In case of ecological disaster (chemical and radioactive substances, hydrocarbons), the rescue and protection measures for waterways and coasts should be implemented in close collaboration with the United Nations Department of Humanitarian Affairs (UNDHA).
3. Instructions for the population
3.1 General precautions and cautionary measures for users of different means or types of transport
- Inform yourself on the dangers involved in using various types of transport.
- Study the regulations and suggested rules of behaviour published by the transport companies or crew (posters, written instructions, presentations).
- In case of imminent danger (emergency situation), make sure that you know the whereabouts of the protection and rescue apparatus.
3.2 When the accident occurs
- Keep calm and avoid panic; to the extent possible, help family and neighbours who are in difficulty.
- Follow the captain's (or driver's) orders and those of the crew.
- Keep identity papers and important personal documents (medical and vaccination certificates and details of blood type) and any personal medicines with you.
- As soon as the crash or shipwreck occurs, try to free yourself from the cabin and to escape quickly from the wreckage, especially if there is a danger of fire or dangerous leaks.

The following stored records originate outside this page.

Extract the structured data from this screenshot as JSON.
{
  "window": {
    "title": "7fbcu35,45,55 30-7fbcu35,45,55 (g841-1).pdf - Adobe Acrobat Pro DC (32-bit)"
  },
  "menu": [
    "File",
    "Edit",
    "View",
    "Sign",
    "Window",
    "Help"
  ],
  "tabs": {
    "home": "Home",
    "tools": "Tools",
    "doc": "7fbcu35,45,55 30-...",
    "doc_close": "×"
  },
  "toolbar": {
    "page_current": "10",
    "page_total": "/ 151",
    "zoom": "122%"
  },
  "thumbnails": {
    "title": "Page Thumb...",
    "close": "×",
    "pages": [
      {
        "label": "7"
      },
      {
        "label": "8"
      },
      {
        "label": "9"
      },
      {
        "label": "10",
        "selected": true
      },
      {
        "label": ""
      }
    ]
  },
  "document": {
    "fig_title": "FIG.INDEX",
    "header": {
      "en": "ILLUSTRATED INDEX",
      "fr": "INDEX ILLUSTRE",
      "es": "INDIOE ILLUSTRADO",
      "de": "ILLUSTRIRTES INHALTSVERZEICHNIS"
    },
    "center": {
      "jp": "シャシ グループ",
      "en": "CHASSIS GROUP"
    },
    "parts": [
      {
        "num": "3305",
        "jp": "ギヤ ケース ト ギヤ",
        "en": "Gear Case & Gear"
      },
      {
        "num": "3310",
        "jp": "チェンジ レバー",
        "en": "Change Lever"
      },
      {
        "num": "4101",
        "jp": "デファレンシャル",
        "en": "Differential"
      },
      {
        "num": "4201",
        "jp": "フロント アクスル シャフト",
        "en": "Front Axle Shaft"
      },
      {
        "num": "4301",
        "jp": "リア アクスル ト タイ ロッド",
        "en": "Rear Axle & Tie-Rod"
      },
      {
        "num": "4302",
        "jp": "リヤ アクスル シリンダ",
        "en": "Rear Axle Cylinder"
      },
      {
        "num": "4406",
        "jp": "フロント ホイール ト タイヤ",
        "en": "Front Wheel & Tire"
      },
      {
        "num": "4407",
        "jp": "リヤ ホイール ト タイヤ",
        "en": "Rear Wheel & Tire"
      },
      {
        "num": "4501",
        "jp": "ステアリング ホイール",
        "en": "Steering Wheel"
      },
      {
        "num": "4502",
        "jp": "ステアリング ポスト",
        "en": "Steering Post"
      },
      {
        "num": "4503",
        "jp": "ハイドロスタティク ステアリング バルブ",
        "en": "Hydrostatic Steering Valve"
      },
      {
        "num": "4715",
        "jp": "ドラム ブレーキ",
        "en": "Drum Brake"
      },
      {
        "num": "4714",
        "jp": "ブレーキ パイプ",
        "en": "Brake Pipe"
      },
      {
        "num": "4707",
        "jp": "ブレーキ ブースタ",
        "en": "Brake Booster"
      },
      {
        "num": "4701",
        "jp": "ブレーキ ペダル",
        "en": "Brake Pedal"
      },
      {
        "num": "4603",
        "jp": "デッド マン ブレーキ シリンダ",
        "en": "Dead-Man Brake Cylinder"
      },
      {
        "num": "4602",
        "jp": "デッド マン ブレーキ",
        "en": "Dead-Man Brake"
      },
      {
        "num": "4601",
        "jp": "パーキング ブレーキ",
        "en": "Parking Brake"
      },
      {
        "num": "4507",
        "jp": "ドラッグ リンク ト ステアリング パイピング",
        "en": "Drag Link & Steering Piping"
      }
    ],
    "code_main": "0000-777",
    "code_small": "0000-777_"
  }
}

Seek refuge at a sufficient distance.
- If possible,activate the rescue process by alerting the local security or specialist services (special telephone networks and numbers).
- In case of a major accident occurring in a road with traffic, direct the traffic whilst taking care of your own safety (signal and mark the accident spot).
- Do not touch or move the seriously wounded unless there is a risk of fire or toxic fumes.
- It is the duty of witnesses to alert the rescue services and to give them the exact location and nature of the accident, the type of vehicle involved, the characteristics (code number) of any dangerous substances and the likely number of victims. Witnesses should also give their names and addresses.
3.3 After the accident
- Keep calm and avoid panic.
- Follow the instructions of the intervening bodies and of the rescue personnel.
- If possible, and if necessary, collaborate with the rescuers and with the judicial authorities and experts in charge of the investigation.